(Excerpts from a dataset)
============

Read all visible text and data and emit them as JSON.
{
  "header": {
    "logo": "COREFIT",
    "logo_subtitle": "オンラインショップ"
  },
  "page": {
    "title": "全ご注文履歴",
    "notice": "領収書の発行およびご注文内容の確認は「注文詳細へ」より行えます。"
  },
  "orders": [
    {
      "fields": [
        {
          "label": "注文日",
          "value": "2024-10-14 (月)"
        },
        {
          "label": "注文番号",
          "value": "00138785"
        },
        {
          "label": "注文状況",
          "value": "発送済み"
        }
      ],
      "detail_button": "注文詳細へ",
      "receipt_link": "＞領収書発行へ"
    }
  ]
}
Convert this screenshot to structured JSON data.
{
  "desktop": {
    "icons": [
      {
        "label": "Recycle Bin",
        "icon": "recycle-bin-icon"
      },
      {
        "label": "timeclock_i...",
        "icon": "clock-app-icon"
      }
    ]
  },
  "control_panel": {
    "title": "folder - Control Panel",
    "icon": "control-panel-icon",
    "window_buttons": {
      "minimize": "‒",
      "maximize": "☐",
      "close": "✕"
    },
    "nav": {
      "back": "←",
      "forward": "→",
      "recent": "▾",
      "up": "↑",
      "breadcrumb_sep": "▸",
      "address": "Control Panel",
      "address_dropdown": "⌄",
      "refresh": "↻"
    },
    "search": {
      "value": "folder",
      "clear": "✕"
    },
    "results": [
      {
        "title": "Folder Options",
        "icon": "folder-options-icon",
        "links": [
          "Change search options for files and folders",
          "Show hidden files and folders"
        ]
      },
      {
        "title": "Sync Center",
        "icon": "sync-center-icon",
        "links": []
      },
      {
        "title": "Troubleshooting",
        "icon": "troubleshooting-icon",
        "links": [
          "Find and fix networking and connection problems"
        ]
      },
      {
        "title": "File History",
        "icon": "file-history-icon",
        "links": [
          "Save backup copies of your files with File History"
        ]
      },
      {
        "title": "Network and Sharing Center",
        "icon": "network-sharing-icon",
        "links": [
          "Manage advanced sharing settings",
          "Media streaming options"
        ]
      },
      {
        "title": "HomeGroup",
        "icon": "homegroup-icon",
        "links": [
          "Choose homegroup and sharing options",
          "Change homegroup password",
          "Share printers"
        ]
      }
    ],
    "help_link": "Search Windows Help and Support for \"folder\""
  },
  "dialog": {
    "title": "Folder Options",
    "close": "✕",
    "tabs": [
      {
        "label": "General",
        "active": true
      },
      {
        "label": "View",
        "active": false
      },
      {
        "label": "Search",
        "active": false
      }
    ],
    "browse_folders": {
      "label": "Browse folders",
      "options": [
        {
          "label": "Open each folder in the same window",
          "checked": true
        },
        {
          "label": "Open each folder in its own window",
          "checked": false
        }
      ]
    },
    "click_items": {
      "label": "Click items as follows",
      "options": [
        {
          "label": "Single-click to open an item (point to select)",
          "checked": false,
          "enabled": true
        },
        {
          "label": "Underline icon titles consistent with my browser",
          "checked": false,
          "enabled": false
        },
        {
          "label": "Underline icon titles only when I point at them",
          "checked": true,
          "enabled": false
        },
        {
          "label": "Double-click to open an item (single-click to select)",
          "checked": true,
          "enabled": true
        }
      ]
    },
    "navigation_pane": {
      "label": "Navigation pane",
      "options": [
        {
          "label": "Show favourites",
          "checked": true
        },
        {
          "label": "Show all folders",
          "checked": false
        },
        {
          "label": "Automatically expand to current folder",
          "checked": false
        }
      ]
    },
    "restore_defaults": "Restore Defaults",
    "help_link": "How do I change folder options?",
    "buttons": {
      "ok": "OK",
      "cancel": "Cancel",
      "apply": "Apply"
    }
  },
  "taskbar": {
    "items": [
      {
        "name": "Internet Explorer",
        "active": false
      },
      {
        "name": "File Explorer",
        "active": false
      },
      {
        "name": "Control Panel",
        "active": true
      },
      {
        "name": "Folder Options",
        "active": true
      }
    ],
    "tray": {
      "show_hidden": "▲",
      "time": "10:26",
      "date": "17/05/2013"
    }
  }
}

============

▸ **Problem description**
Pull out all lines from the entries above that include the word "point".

▸ **Response to this task**
          "label": "Single-click to open an item (point to select)",
          "label": "Underline icon titles only when I point at them",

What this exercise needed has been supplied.